=== Exercise data ===

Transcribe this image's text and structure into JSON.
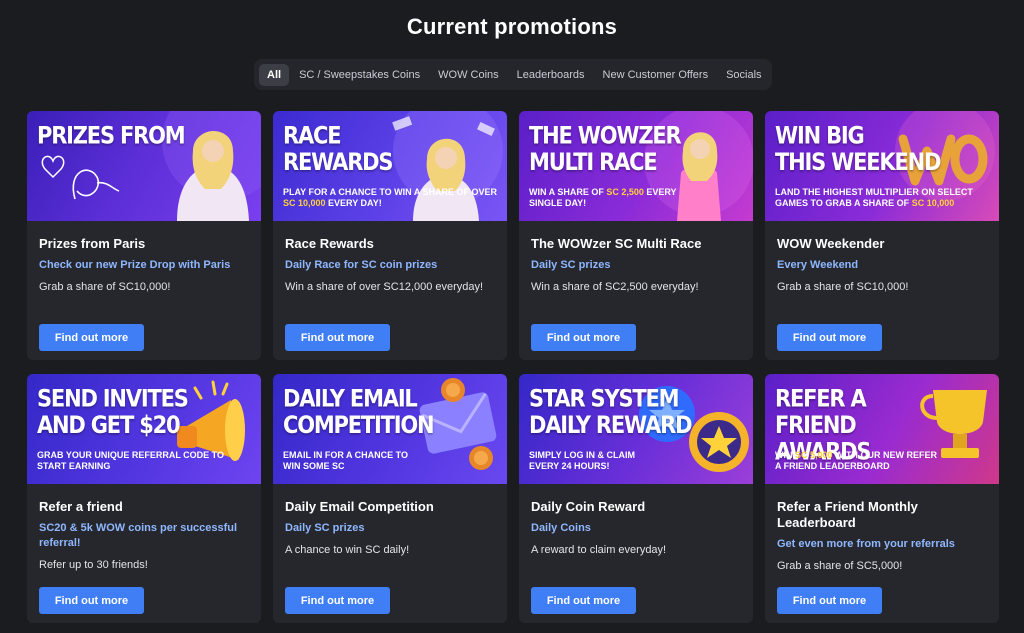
{
  "header": {
    "title": "Current promotions"
  },
  "filters": [
    "All",
    "SC / Sweepstakes Coins",
    "WOW Coins",
    "Leaderboards",
    "New Customer Offers",
    "Socials"
  ],
  "colors": {
    "background": "#1b1c20",
    "card": "#26272c",
    "accent": "#3f7ef5",
    "subtitle": "#8fb7ff",
    "highlight": "#ffd23a"
  },
  "cards": [
    {
      "banner_headline": "PRIZES FROM",
      "banner_sub_pre": "",
      "banner_sub_hl": "",
      "banner_sub_post": "",
      "banner_script": "Paris",
      "title": "Prizes from Paris",
      "subtitle": "Check our new Prize Drop with Paris",
      "description": "Grab a share of SC10,000!",
      "cta": "Find out more",
      "banner_icon": "paris-portrait"
    },
    {
      "banner_headline": "RACE\nREWARDS",
      "banner_sub_pre": "PLAY FOR A CHANCE TO WIN A SHARE OF OVER ",
      "banner_sub_hl": "SC 10,000",
      "banner_sub_post": " EVERY DAY!",
      "title": "Race Rewards",
      "subtitle": "Daily Race for SC coin prizes",
      "description": "Win a share of over SC12,000 everyday!",
      "cta": "Find out more",
      "banner_icon": "paris-portrait"
    },
    {
      "banner_headline": "THE WOWZER\nMULTI RACE",
      "banner_sub_pre": "WIN A SHARE OF ",
      "banner_sub_hl": "SC 2,500",
      "banner_sub_post": " EVERY SINGLE DAY!",
      "title": "The WOWzer SC Multi Race",
      "subtitle": "Daily SC prizes",
      "description": "Win a share of SC2,500 everyday!",
      "cta": "Find out more",
      "banner_icon": "paris-portrait"
    },
    {
      "banner_headline": "WIN BIG\nTHIS WEEKEND",
      "banner_sub_pre": "LAND THE HIGHEST MULTIPLIER ON SELECT GAMES TO GRAB A SHARE OF ",
      "banner_sub_hl": "SC 10,000",
      "banner_sub_post": "",
      "title": "WOW Weekender",
      "subtitle": "Every Weekend",
      "description": "Grab a share of SC10,000!",
      "cta": "Find out more",
      "banner_icon": "wow-logo"
    },
    {
      "banner_headline": "SEND INVITES\nAND GET $20",
      "banner_sub_pre": "GRAB YOUR UNIQUE REFERRAL CODE TO START EARNING",
      "banner_sub_hl": "",
      "banner_sub_post": "",
      "title": "Refer a friend",
      "subtitle": "SC20 & 5k WOW coins per successful referral!",
      "description": "Refer up to 30 friends!",
      "cta": "Find out more",
      "banner_icon": "megaphone-icon"
    },
    {
      "banner_headline": "DAILY EMAIL\nCOMPETITION",
      "banner_sub_pre": "EMAIL IN FOR A CHANCE TO WIN SOME SC",
      "banner_sub_hl": "",
      "banner_sub_post": "",
      "title": "Daily Email Competition",
      "subtitle": "Daily SC prizes",
      "description": "A chance to win SC daily!",
      "cta": "Find out more",
      "banner_icon": "envelope-icon"
    },
    {
      "banner_headline": "STAR SYSTEM\nDAILY REWARD",
      "banner_sub_pre": "SIMPLY LOG IN & CLAIM EVERY 24 HOURS!",
      "banner_sub_hl": "",
      "banner_sub_post": "",
      "title": "Daily Coin Reward",
      "subtitle": "Daily Coins",
      "description": "A reward to claim everyday!",
      "cta": "Find out more",
      "banner_icon": "star-icon"
    },
    {
      "banner_headline": "REFER A FRIEND\nAWARDS",
      "banner_sub_pre": "WIN ",
      "banner_sub_hl": "SC 5,000",
      "banner_sub_post": " WITH OUR NEW REFER A FRIEND LEADERBOARD",
      "title": "Refer a Friend Monthly Leaderboard",
      "subtitle": "Get even more from your referrals",
      "description": "Grab a share of SC5,000!",
      "cta": "Find out more",
      "banner_icon": "trophy-icon"
    }
  ]
}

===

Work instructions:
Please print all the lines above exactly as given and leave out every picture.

Solution for this problem:
Transcribe this image's text and structure into JSON.
{
  "header": {
    "title": "Current promotions"
  },
  "filters": [
    "All",
    "SC / Sweepstakes Coins",
    "WOW Coins",
    "Leaderboards",
    "New Customer Offers",
    "Socials"
  ],
  "colors": {
    "background": "#1b1c20",
    "card": "#26272c",
    "accent": "#3f7ef5",
    "subtitle": "#8fb7ff",
    "highlight": "#ffd23a"
  },
  "cards": [
    {
      "banner_headline": "PRIZES FROM",
      "banner_sub_pre": "",
      "banner_sub_hl": "",
      "banner_sub_post": "",
      "banner_script": "Paris",
      "title": "Prizes from Paris",
      "subtitle": "Check our new Prize Drop with Paris",
      "description": "Grab a share of SC10,000!",
      "cta": "Find out more",
      "banner_icon": "paris-portrait"
    },
    {
      "banner_headline": "RACE\nREWARDS",
      "banner_sub_pre": "PLAY FOR A CHANCE TO WIN A SHARE OF OVER ",
      "banner_sub_hl": "SC 10,000",
      "banner_sub_post": " EVERY DAY!",
      "title": "Race Rewards",
      "subtitle": "Daily Race for SC coin prizes",
      "description": "Win a share of over SC12,000 everyday!",
      "cta": "Find out more",
      "banner_icon": "paris-portrait"
    },
    {
      "banner_headline": "THE WOWZER\nMULTI RACE",
      "banner_sub_pre": "WIN A SHARE OF ",
      "banner_sub_hl": "SC 2,500",
      "banner_sub_post": " EVERY SINGLE DAY!",
      "title": "The WOWzer SC Multi Race",
      "subtitle": "Daily SC prizes",
      "description": "Win a share of SC2,500 everyday!",
      "cta": "Find out more",
      "banner_icon": "paris-portrait"
    },
    {
      "banner_headline": "WIN BIG\nTHIS WEEKEND",
      "banner_sub_pre": "LAND THE HIGHEST MULTIPLIER ON SELECT GAMES TO GRAB A SHARE OF ",
      "banner_sub_hl": "SC 10,000",
      "banner_sub_post": "",
      "title": "WOW Weekender",
      "subtitle": "Every Weekend",
      "description": "Grab a share of SC10,000!",
      "cta": "Find out more",
      "banner_icon": "wow-logo"
    },
    {
      "banner_headline": "SEND INVITES\nAND GET $20",
      "banner_sub_pre": "GRAB YOUR UNIQUE REFERRAL CODE TO START EARNING",
      "banner_sub_hl": "",
      "banner_sub_post": "",
      "title": "Refer a friend",
      "subtitle": "SC20 & 5k WOW coins per successful referral!",
      "description": "Refer up to 30 friends!",
      "cta": "Find out more",
      "banner_icon": "megaphone-icon"
    },
    {
      "banner_headline": "DAILY EMAIL\nCOMPETITION",
      "banner_sub_pre": "EMAIL IN FOR A CHANCE TO WIN SOME SC",
      "banner_sub_hl": "",
      "banner_sub_post": "",
      "title": "Daily Email Competition",
      "subtitle": "Daily SC prizes",
      "description": "A chance to win SC daily!",
      "cta": "Find out more",
      "banner_icon": "envelope-icon"
    },
    {
      "banner_headline": "STAR SYSTEM\nDAILY REWARD",
      "banner_sub_pre": "SIMPLY LOG IN & CLAIM EVERY 24 HOURS!",
      "banner_sub_hl": "",
      "banner_sub_post": "",
      "title": "Daily Coin Reward",
      "subtitle": "Daily Coins",
      "description": "A reward to claim everyday!",
      "cta": "Find out more",
      "banner_icon": "star-icon"
    },
    {
      "banner_headline": "REFER A FRIEND\nAWARDS",
      "banner_sub_pre": "WIN ",
      "banner_sub_hl": "SC 5,000",
      "banner_sub_post": " WITH OUR NEW REFER A FRIEND LEADERBOARD",
      "title": "Refer a Friend Monthly Leaderboard",
      "subtitle": "Get even more from your referrals",
      "description": "Grab a share of SC5,000!",
      "cta": "Find out more",
      "banner_icon": "trophy-icon"
    }
  ]
}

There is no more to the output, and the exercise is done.